§ GOAL OF THE EXERCISE: All lines in the data bearing the string "vedligeholdelse" should be identified and copied.

━━━ SUPPLIED MATERIAL ━━━

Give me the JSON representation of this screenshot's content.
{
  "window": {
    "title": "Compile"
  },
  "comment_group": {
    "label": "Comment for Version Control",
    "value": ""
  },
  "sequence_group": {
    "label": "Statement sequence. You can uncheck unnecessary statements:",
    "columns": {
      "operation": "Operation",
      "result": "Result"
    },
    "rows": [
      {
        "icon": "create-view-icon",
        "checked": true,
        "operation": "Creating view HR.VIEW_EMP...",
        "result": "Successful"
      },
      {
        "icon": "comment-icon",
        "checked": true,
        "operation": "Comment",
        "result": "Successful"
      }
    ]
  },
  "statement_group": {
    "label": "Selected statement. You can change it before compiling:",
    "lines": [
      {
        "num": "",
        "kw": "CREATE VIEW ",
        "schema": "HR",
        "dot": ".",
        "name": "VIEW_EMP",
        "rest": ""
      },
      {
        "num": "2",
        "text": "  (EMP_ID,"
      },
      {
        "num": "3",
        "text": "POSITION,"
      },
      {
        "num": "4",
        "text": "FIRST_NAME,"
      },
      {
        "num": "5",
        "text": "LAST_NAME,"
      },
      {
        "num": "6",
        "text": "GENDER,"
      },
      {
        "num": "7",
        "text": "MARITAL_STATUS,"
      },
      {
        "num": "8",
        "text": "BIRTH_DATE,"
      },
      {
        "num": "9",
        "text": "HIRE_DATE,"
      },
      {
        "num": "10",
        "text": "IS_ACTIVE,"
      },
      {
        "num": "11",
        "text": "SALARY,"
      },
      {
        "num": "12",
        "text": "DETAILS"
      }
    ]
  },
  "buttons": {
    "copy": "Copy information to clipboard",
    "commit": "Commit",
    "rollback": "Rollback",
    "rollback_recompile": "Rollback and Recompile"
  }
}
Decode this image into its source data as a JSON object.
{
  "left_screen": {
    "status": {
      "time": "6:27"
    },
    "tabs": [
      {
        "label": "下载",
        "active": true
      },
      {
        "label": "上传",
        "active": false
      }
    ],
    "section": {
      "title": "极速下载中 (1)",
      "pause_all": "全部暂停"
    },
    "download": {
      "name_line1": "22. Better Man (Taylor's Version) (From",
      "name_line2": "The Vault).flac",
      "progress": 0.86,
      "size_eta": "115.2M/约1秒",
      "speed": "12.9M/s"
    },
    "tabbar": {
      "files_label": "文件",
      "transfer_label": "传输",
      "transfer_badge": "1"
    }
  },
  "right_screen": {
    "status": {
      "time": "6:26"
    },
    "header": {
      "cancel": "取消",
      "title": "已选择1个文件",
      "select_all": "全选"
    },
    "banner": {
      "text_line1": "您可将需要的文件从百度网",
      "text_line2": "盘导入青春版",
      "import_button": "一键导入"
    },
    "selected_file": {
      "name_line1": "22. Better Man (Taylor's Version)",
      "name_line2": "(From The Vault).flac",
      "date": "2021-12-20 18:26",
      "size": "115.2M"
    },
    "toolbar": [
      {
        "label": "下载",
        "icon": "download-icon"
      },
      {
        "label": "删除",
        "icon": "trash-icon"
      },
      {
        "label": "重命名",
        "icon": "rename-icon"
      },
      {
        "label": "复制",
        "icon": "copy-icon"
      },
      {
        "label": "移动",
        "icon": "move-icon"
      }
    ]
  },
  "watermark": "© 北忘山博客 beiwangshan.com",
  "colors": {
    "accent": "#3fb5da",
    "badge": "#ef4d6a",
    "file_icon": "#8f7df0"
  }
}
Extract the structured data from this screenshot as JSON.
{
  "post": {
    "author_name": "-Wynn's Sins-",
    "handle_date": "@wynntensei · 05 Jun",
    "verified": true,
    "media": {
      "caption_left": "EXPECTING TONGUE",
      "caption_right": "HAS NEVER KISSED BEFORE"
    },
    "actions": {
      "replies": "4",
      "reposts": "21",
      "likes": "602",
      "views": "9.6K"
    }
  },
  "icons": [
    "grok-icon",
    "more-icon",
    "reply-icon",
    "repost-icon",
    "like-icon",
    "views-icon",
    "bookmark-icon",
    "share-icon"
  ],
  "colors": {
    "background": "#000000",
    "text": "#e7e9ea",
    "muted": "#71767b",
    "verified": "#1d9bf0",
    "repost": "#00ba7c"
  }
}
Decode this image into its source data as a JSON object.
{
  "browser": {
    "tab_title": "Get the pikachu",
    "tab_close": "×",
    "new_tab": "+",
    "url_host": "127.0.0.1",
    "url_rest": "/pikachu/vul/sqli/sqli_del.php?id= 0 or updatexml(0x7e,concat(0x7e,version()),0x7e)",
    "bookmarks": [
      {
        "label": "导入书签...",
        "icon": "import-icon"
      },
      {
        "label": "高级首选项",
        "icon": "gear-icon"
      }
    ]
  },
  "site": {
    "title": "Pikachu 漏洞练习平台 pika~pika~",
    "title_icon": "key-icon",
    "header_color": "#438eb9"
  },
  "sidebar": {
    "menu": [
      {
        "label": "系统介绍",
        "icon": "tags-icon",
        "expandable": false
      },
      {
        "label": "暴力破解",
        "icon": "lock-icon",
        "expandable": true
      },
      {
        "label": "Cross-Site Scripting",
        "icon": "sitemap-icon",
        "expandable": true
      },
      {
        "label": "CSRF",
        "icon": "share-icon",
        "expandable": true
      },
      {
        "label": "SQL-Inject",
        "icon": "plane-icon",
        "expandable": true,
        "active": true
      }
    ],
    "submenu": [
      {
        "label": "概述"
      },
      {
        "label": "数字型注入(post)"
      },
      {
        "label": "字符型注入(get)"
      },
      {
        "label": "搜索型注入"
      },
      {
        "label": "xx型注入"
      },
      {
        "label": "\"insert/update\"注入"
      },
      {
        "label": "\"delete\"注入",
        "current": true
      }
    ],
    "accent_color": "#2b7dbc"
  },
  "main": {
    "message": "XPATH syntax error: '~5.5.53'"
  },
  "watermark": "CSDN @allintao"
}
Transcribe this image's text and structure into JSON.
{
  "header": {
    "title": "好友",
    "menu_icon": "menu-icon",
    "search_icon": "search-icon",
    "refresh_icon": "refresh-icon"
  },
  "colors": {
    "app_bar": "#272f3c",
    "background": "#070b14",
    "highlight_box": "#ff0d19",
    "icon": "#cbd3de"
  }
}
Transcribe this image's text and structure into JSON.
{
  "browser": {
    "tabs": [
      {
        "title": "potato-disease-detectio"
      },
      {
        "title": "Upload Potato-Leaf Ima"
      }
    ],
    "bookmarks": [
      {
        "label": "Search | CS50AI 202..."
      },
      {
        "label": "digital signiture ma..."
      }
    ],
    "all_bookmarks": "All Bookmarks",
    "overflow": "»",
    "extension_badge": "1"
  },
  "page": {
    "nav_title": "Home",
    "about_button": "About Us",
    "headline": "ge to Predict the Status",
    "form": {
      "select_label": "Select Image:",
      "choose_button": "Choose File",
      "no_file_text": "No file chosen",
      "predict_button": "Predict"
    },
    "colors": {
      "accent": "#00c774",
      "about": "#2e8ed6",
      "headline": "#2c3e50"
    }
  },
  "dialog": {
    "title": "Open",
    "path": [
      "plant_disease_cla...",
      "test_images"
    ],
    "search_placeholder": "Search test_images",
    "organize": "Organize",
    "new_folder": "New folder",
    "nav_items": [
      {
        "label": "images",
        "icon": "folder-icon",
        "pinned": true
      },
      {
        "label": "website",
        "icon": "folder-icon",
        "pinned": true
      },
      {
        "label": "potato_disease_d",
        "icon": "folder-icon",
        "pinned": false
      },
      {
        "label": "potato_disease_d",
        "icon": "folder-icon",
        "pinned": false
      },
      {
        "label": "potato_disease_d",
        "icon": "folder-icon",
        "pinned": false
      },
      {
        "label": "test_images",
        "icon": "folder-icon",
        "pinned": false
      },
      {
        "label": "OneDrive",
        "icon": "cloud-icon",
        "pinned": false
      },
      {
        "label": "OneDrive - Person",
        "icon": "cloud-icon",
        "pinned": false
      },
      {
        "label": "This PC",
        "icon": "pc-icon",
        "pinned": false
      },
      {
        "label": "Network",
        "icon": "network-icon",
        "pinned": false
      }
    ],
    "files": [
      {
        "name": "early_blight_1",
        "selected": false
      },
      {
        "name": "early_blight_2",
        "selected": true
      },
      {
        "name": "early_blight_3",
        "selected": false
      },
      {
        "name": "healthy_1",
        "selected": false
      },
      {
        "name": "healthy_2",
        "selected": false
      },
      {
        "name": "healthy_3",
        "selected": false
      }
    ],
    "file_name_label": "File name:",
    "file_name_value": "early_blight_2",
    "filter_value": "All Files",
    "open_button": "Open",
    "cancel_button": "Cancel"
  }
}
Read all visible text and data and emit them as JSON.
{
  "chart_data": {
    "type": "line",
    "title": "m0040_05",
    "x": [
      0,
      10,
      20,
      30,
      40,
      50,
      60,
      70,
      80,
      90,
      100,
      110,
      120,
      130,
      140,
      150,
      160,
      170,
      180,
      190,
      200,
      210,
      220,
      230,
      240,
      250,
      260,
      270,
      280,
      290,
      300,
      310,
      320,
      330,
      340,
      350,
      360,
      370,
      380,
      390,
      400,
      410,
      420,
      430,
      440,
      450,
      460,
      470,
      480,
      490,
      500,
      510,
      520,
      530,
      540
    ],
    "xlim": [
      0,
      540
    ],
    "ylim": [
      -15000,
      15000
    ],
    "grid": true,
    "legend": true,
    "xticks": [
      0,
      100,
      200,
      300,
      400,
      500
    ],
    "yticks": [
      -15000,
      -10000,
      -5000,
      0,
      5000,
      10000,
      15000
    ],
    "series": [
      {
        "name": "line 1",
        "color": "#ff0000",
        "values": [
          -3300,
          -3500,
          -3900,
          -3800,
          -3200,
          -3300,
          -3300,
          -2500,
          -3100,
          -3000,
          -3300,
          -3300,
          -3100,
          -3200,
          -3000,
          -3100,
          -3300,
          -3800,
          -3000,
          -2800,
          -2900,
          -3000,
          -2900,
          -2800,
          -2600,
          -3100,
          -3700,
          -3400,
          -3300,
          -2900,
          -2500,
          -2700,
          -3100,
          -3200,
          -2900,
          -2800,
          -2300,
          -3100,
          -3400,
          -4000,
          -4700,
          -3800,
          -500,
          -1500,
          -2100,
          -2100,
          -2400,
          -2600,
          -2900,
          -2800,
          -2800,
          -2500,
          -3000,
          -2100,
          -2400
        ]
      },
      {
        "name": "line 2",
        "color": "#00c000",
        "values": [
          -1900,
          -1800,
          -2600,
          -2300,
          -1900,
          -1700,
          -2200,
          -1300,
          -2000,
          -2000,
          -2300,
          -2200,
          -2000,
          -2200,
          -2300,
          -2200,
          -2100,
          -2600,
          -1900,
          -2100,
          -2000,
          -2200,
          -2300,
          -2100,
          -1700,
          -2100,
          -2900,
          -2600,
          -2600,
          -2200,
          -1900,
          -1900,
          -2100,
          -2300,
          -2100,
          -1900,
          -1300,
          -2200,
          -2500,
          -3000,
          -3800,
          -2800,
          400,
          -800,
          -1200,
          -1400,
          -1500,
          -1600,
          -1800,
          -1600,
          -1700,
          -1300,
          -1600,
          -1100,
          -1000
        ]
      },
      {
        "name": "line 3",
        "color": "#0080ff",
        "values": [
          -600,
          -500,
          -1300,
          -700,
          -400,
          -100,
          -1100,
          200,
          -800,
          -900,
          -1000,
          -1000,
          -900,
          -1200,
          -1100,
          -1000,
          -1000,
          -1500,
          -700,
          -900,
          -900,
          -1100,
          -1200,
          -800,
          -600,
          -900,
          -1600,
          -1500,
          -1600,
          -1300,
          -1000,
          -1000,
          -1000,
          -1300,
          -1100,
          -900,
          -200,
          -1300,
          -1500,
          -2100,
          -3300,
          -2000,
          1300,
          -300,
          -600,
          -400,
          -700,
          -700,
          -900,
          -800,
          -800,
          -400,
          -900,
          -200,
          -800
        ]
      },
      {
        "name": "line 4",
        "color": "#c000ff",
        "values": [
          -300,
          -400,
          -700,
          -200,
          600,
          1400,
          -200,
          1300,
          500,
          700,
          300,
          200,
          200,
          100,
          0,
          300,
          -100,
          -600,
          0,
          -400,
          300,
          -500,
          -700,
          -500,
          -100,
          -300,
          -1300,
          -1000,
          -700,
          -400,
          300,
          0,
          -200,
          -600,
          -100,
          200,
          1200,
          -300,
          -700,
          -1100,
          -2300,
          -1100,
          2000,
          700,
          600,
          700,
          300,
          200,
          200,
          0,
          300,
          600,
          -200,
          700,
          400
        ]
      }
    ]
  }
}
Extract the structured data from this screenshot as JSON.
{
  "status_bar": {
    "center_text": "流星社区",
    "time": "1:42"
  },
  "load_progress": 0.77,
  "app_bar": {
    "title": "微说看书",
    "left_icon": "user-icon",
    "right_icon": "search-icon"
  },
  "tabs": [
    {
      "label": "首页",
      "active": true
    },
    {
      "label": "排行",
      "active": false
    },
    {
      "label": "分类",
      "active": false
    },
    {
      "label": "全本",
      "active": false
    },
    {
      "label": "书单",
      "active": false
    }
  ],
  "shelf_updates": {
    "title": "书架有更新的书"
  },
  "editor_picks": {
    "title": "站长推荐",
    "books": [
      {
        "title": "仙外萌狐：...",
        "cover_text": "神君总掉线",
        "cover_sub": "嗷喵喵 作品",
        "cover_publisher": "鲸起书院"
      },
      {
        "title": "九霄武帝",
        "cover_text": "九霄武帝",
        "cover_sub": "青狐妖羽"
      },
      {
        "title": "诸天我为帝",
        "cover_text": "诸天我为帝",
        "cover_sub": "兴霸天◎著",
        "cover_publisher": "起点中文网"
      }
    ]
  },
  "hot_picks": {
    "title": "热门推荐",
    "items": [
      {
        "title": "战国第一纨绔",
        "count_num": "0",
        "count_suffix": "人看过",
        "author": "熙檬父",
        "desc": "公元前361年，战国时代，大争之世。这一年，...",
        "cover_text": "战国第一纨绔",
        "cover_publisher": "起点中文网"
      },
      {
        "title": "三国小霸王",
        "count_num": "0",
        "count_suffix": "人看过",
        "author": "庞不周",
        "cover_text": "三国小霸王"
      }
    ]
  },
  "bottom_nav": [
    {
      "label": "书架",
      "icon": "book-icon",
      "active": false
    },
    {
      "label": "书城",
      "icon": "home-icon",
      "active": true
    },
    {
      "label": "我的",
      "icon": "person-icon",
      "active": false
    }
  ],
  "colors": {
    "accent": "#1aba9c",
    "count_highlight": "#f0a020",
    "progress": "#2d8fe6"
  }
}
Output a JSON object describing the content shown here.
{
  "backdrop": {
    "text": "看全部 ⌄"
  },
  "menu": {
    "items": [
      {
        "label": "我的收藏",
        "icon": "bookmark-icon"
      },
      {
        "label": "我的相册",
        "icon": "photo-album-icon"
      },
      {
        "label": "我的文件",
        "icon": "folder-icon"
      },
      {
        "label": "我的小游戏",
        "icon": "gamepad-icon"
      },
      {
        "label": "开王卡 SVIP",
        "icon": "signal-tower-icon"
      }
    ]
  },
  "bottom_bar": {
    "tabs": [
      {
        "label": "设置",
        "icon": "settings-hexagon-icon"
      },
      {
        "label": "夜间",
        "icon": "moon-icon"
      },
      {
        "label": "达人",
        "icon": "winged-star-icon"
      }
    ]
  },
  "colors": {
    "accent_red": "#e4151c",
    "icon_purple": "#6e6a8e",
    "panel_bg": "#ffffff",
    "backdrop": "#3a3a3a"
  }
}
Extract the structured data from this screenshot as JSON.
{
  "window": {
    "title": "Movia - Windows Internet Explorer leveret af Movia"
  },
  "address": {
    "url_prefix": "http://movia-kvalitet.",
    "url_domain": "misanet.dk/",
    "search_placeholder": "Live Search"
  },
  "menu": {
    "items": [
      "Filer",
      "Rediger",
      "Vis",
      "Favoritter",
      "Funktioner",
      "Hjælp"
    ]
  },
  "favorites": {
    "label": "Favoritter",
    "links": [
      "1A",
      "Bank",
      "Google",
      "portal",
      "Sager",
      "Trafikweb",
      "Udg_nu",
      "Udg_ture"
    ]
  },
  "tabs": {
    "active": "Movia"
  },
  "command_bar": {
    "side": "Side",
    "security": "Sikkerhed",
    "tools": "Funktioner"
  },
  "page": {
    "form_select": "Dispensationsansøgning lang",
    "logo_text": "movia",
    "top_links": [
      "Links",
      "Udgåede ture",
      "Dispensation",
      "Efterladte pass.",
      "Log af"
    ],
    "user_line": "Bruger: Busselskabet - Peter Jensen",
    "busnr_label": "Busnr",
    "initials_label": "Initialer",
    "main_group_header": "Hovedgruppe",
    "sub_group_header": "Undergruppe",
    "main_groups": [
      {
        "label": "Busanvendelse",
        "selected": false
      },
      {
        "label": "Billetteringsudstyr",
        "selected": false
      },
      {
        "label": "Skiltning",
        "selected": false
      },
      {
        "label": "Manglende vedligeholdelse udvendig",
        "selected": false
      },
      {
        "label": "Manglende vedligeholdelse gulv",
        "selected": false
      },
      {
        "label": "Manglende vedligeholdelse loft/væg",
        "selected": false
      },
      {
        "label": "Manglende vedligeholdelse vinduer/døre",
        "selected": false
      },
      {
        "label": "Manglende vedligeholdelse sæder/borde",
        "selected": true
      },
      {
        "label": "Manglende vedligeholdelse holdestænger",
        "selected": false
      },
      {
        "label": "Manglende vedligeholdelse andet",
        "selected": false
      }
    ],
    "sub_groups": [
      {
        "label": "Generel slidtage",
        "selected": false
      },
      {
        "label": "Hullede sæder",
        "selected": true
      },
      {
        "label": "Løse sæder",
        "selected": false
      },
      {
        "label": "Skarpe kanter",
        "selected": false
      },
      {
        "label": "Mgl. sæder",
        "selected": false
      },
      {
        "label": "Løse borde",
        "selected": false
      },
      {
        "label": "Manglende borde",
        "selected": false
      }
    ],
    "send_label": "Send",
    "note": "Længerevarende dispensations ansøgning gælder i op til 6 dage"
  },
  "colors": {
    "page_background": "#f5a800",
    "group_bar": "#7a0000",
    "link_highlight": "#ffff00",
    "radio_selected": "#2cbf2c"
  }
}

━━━

§ ANSWER BOX:
        "label": "Manglende vedligeholdelse udvendig",
        "label": "Manglende vedligeholdelse gulv",
        "label": "Manglende vedligeholdelse loft/væg",
        "label": "Manglende vedligeholdelse vinduer/døre",
        "label": "Manglende vedligeholdelse sæder/borde",
        "label": "Manglende vedligeholdelse holdestænger",
        "label": "Manglende vedligeholdelse andet",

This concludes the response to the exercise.